On 23 October 2016, UN Office for Drugs & Crime (UNODC) announced that in 2016, Opium cultivation in Afghanistan had grown 43% over 2015. The report shows that 201,000 hectares of land, were used for Opium cultivation. Unlike preceding years, the Afghan Government Opium Eradication Program has had a very poor impact; due to poor security situation, logistic and financial challenges. Estimates suggest that 4800 MT of Opium were produced in 2016, in comparison to 3300 MT, in 2015. Yury Fedotov, Director UNODC said the trend was worrisome and urged the international community, to help achieve sustainable goals.
Why is Opium Grown in Afghanistan?
Opium from Afghanistan is called ‘Golden Crescent’ opium, in drug circles and has been on the rise, since 2001, when US occupation started. Export value of Afghanistan’s illegal opium, is estimated at US$ 4 Billion but less than 25% is retained by the farmer. The Southern region, particularly Helmand Province, which recently saw Taliban resurgence, is the most productive area for Poppy. In 2004, Muslim clerics issued a Fatwa claiming that Opium production, is contrary to Sharia Law. However, in the last decade, both the Taliban and the Karzai government have protected the Opium trade, while US forces have turned a blind eye.
What are the Dynamics of the Drug Mafia?
Each Kg of Opium produces 100 gms of more addictive Heroin. Though Opium is also used to produce the pain-killer drug, Morphine, Afghanistan’s production is used primarily in illegal drug trade. The global narcotics market is estimated at US$ 500 Billion and 70% of the contribution comes from Afghan Opium. Heroin is sold illegally in Western markets and the money is laundered through offshore banking havens like Switzerland, Luxembourg, British Channel Islands, Cayman Islands and 50 other such possible destinations. After laundering, the money is used in Real Estate, Hotels, Gambling and other such activities.
Who benefits from illegal Afghan Opium cultivation?
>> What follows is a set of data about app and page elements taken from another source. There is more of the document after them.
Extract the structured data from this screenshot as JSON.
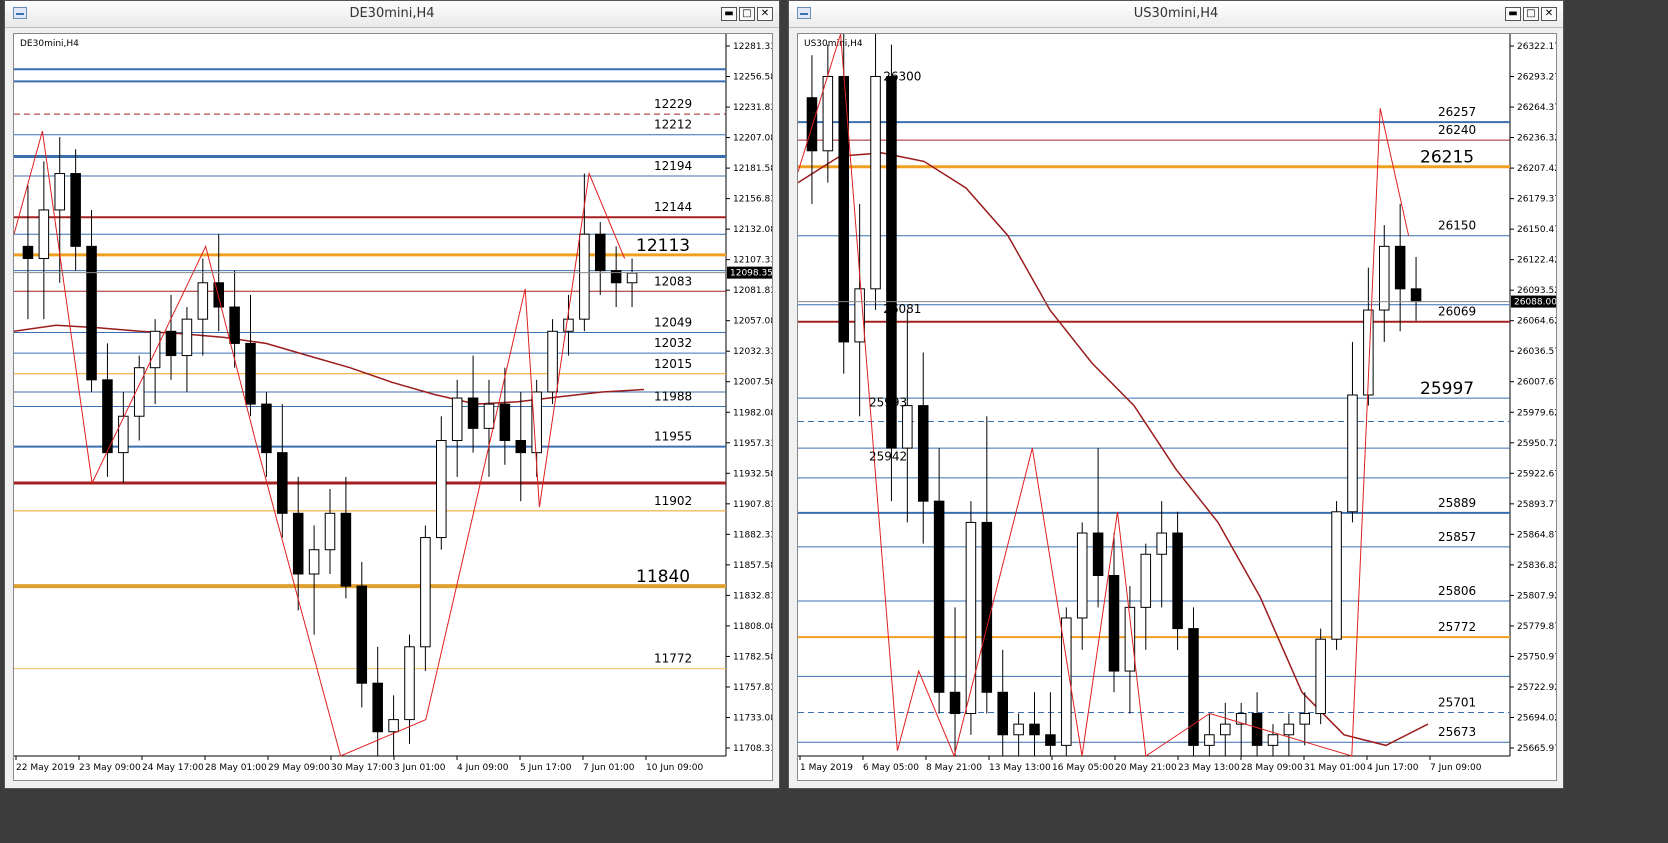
{
  "windows": [
    {
      "title": "DE30mini,H4",
      "btn_min": "▬",
      "btn_max": "□",
      "btn_close": "✕"
    },
    {
      "title": "US30mini,H4",
      "btn_min": "▬",
      "btn_max": "□",
      "btn_close": "✕"
    }
  ],
  "chart_data": [
    {
      "type": "candlestick",
      "symbol_label": "DE30mini,H4",
      "ylim": [
        11700,
        12295
      ],
      "y_ticks": [
        "12281.33",
        "12256.58",
        "12231.83",
        "12207.08",
        "12181.58",
        "12156.83",
        "12132.08",
        "12107.33",
        "12081.83",
        "12057.08",
        "12032.33",
        "12007.58",
        "11982.08",
        "11957.33",
        "11932.58",
        "11907.83",
        "11882.33",
        "11857.58",
        "11832.83",
        "11808.08",
        "11782.58",
        "11757.83",
        "11733.08",
        "11708.33"
      ],
      "x_ticks": [
        "22 May 2019",
        "23 May 09:00",
        "24 May 17:00",
        "28 May 01:00",
        "29 May 09:00",
        "30 May 17:00",
        "3 Jun 01:00",
        "4 Jun 09:00",
        "5 Jun 17:00",
        "7 Jun 01:00",
        "10 Jun 09:00"
      ],
      "current_price": "12098.35",
      "level_lines": [
        {
          "price": 12266,
          "color": "#3a6fb0",
          "width": 2
        },
        {
          "price": 12256,
          "color": "#3a6fb0",
          "width": 2
        },
        {
          "price": 12229,
          "color": "#a52020",
          "width": 1,
          "dash": true,
          "label": "12229"
        },
        {
          "price": 12212,
          "color": "#3a6fb0",
          "width": 1,
          "label": "12212"
        },
        {
          "price": 12194,
          "color": "#3a6fb0",
          "width": 3
        },
        {
          "price": 12178,
          "color": "#3a6fb0",
          "width": 1,
          "label": "12194"
        },
        {
          "price": 12144,
          "color": "#a52020",
          "width": 2,
          "label": "12144"
        },
        {
          "price": 12130,
          "color": "#3a6fb0",
          "width": 1
        },
        {
          "price": 12113,
          "color": "#f0a020",
          "width": 3,
          "label": "12113",
          "big": true
        },
        {
          "price": 12100,
          "color": "#3a6fb0",
          "width": 1
        },
        {
          "price": 12083,
          "color": "#a52020",
          "width": 1,
          "label": "12083"
        },
        {
          "price": 12049,
          "color": "#3a6fb0",
          "width": 1,
          "label": "12049"
        },
        {
          "price": 12032,
          "color": "#3a6fb0",
          "width": 1,
          "label": "12032"
        },
        {
          "price": 12015,
          "color": "#f0a020",
          "width": 1,
          "label": "12015"
        },
        {
          "price": 12000,
          "color": "#3a6fb0",
          "width": 1
        },
        {
          "price": 11988,
          "color": "#3a6fb0",
          "width": 1,
          "label": "11988"
        },
        {
          "price": 11955,
          "color": "#3a6fb0",
          "width": 2,
          "label": "11955"
        },
        {
          "price": 11925,
          "color": "#a52020",
          "width": 3
        },
        {
          "price": 11902,
          "color": "#f0a020",
          "width": 1,
          "label": "11902"
        },
        {
          "price": 11840,
          "color": "#e0a030",
          "width": 4,
          "label": "11840",
          "big": true
        },
        {
          "price": 11772,
          "color": "#f0c060",
          "width": 1,
          "label": "11772"
        }
      ],
      "ma": [
        12050,
        12055,
        12053,
        12050,
        12048,
        12045,
        12040,
        12030,
        12020,
        12008,
        11998,
        11990,
        11992,
        11996,
        12000,
        12002
      ],
      "zigzag": [
        [
          0.0,
          12130
        ],
        [
          0.04,
          12215
        ],
        [
          0.11,
          11925
        ],
        [
          0.27,
          12120
        ],
        [
          0.34,
          11960
        ],
        [
          0.46,
          11700
        ],
        [
          0.58,
          11730
        ],
        [
          0.72,
          12085
        ],
        [
          0.74,
          11905
        ],
        [
          0.81,
          12180
        ],
        [
          0.86,
          12110
        ]
      ],
      "candles": [
        [
          12120,
          12170,
          12060,
          12110
        ],
        [
          12110,
          12190,
          12060,
          12150
        ],
        [
          12150,
          12210,
          12090,
          12180
        ],
        [
          12180,
          12200,
          12100,
          12120
        ],
        [
          12120,
          12150,
          12000,
          12010
        ],
        [
          12010,
          12040,
          11930,
          11950
        ],
        [
          11950,
          12000,
          11925,
          11980
        ],
        [
          11980,
          12030,
          11960,
          12020
        ],
        [
          12020,
          12060,
          11990,
          12050
        ],
        [
          12050,
          12080,
          12010,
          12030
        ],
        [
          12030,
          12070,
          12000,
          12060
        ],
        [
          12060,
          12110,
          12030,
          12090
        ],
        [
          12090,
          12130,
          12050,
          12070
        ],
        [
          12070,
          12100,
          12020,
          12040
        ],
        [
          12040,
          12080,
          11980,
          11990
        ],
        [
          11990,
          12000,
          11930,
          11950
        ],
        [
          11950,
          11990,
          11880,
          11900
        ],
        [
          11900,
          11930,
          11820,
          11850
        ],
        [
          11850,
          11890,
          11800,
          11870
        ],
        [
          11870,
          11920,
          11850,
          11900
        ],
        [
          11900,
          11930,
          11830,
          11840
        ],
        [
          11840,
          11860,
          11740,
          11760
        ],
        [
          11760,
          11790,
          11700,
          11720
        ],
        [
          11720,
          11750,
          11700,
          11730
        ],
        [
          11730,
          11800,
          11710,
          11790
        ],
        [
          11790,
          11890,
          11770,
          11880
        ],
        [
          11880,
          11980,
          11870,
          11960
        ],
        [
          11960,
          12010,
          11930,
          11995
        ],
        [
          11995,
          12030,
          11950,
          11970
        ],
        [
          11970,
          12010,
          11930,
          11990
        ],
        [
          11990,
          12020,
          11940,
          11960
        ],
        [
          11960,
          12000,
          11910,
          11950
        ],
        [
          11950,
          12010,
          11930,
          12000
        ],
        [
          12000,
          12060,
          11990,
          12050
        ],
        [
          12050,
          12080,
          12030,
          12060
        ],
        [
          12060,
          12180,
          12050,
          12130
        ],
        [
          12130,
          12140,
          12080,
          12100
        ],
        [
          12100,
          12120,
          12070,
          12090
        ],
        [
          12090,
          12110,
          12070,
          12098
        ]
      ]
    },
    {
      "type": "candlestick",
      "symbol_label": "US30mini,H4",
      "ylim": [
        25660,
        26340
      ],
      "y_ticks": [
        "26322.17",
        "26293.27",
        "26264.37",
        "26236.32",
        "26207.42",
        "26179.37",
        "26150.47",
        "26122.42",
        "26093.52",
        "26064.62",
        "26036.57",
        "26007.67",
        "25979.62",
        "25950.72",
        "25922.67",
        "25893.77",
        "25864.87",
        "25836.82",
        "25807.92",
        "25779.87",
        "25750.97",
        "25722.92",
        "25694.02",
        "25665.97"
      ],
      "x_ticks": [
        "1 May 2019",
        "6 May 05:00",
        "8 May 21:00",
        "13 May 13:00",
        "16 May 05:00",
        "20 May 21:00",
        "23 May 13:00",
        "28 May 09:00",
        "31 May 01:00",
        "4 Jun 17:00",
        "7 Jun 09:00"
      ],
      "current_price": "26088.00",
      "level_lines": [
        {
          "price": 26257,
          "color": "#3a6fb0",
          "width": 2,
          "label": "26257"
        },
        {
          "price": 26240,
          "color": "#a52020",
          "width": 1,
          "label": "26240"
        },
        {
          "price": 26215,
          "color": "#f0a020",
          "width": 3,
          "label": "26215",
          "big": true
        },
        {
          "price": 26150,
          "color": "#3a6fb0",
          "width": 1,
          "label": "26150"
        },
        {
          "price": 26085,
          "color": "#3a6fb0",
          "width": 1
        },
        {
          "price": 26069,
          "color": "#a52020",
          "width": 2,
          "label": "26069"
        },
        {
          "price": 25997,
          "color": "#3a6fb0",
          "width": 1,
          "label": "25997",
          "big": true
        },
        {
          "price": 25975,
          "color": "#3a6fb0",
          "width": 1,
          "dash": true
        },
        {
          "price": 25950,
          "color": "#3a6fb0",
          "width": 1
        },
        {
          "price": 25922,
          "color": "#3a6fb0",
          "width": 1
        },
        {
          "price": 25889,
          "color": "#3a6fb0",
          "width": 2,
          "label": "25889"
        },
        {
          "price": 25857,
          "color": "#3a6fb0",
          "width": 1,
          "label": "25857"
        },
        {
          "price": 25806,
          "color": "#3a6fb0",
          "width": 1,
          "label": "25806"
        },
        {
          "price": 25772,
          "color": "#f0a020",
          "width": 2,
          "label": "25772"
        },
        {
          "price": 25735,
          "color": "#3a6fb0",
          "width": 1
        },
        {
          "price": 25701,
          "color": "#3a6fb0",
          "width": 1,
          "dash": true,
          "label": "25701"
        },
        {
          "price": 25673,
          "color": "#3a6fb0",
          "width": 1,
          "label": "25673"
        }
      ],
      "side_labels": [
        {
          "text": "26300",
          "x": 0.12,
          "price": 26300
        },
        {
          "text": "26081",
          "x": 0.12,
          "price": 26081
        },
        {
          "text": "25993",
          "x": 0.1,
          "price": 25993
        },
        {
          "text": "25942",
          "x": 0.1,
          "price": 25942
        }
      ],
      "ma": [
        26200,
        26225,
        26228,
        26220,
        26195,
        26150,
        26080,
        26030,
        25990,
        25930,
        25880,
        25810,
        25720,
        25680,
        25670,
        25690
      ],
      "zigzag": [
        [
          0.0,
          26210
        ],
        [
          0.06,
          26340
        ],
        [
          0.14,
          25665
        ],
        [
          0.17,
          25740
        ],
        [
          0.22,
          25660
        ],
        [
          0.33,
          25950
        ],
        [
          0.4,
          25660
        ],
        [
          0.45,
          25890
        ],
        [
          0.49,
          25660
        ],
        [
          0.58,
          25700
        ],
        [
          0.78,
          25660
        ],
        [
          0.82,
          26270
        ],
        [
          0.86,
          26150
        ]
      ],
      "candles": [
        [
          26280,
          26320,
          26180,
          26230
        ],
        [
          26230,
          26330,
          26200,
          26300
        ],
        [
          26300,
          26340,
          26020,
          26050
        ],
        [
          26050,
          26180,
          25980,
          26100
        ],
        [
          26100,
          26340,
          26080,
          26300
        ],
        [
          26300,
          26330,
          25900,
          25950
        ],
        [
          25950,
          26080,
          25880,
          25990
        ],
        [
          25990,
          26040,
          25860,
          25900
        ],
        [
          25900,
          25950,
          25700,
          25720
        ],
        [
          25720,
          25800,
          25660,
          25700
        ],
        [
          25700,
          25900,
          25680,
          25880
        ],
        [
          25880,
          25980,
          25700,
          25720
        ],
        [
          25720,
          25760,
          25660,
          25680
        ],
        [
          25680,
          25700,
          25660,
          25690
        ],
        [
          25690,
          25720,
          25660,
          25680
        ],
        [
          25680,
          25720,
          25660,
          25670
        ],
        [
          25670,
          25800,
          25660,
          25790
        ],
        [
          25790,
          25880,
          25760,
          25870
        ],
        [
          25870,
          25950,
          25800,
          25830
        ],
        [
          25830,
          25870,
          25720,
          25740
        ],
        [
          25740,
          25820,
          25700,
          25800
        ],
        [
          25800,
          25860,
          25760,
          25850
        ],
        [
          25850,
          25900,
          25800,
          25870
        ],
        [
          25870,
          25890,
          25760,
          25780
        ],
        [
          25780,
          25800,
          25660,
          25670
        ],
        [
          25670,
          25700,
          25660,
          25680
        ],
        [
          25680,
          25710,
          25660,
          25690
        ],
        [
          25690,
          25710,
          25660,
          25700
        ],
        [
          25700,
          25720,
          25660,
          25670
        ],
        [
          25670,
          25690,
          25660,
          25680
        ],
        [
          25680,
          25700,
          25660,
          25690
        ],
        [
          25690,
          25720,
          25670,
          25700
        ],
        [
          25700,
          25780,
          25690,
          25770
        ],
        [
          25770,
          25900,
          25760,
          25890
        ],
        [
          25890,
          26050,
          25880,
          26000
        ],
        [
          26000,
          26120,
          25990,
          26080
        ],
        [
          26080,
          26160,
          26050,
          26140
        ],
        [
          26140,
          26180,
          26060,
          26100
        ],
        [
          26100,
          26130,
          26070,
          26088
        ]
      ]
    }
  ]
}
Afghanistan’s insurgency is fuelled both directly and indirectly by the illegal Poppy cultivation. However, the challenge is multi-dimensional affecting the livelihood of farmers, corrupt bureaucracy, power mongers and the international drug mafia. As the Director of UNODC reiterates, a comprehensive strategy involving Afghan society, health-workers, poverty-alleviation programs, gender inequality amongst others, shall be needed to deal with this menace, holistically.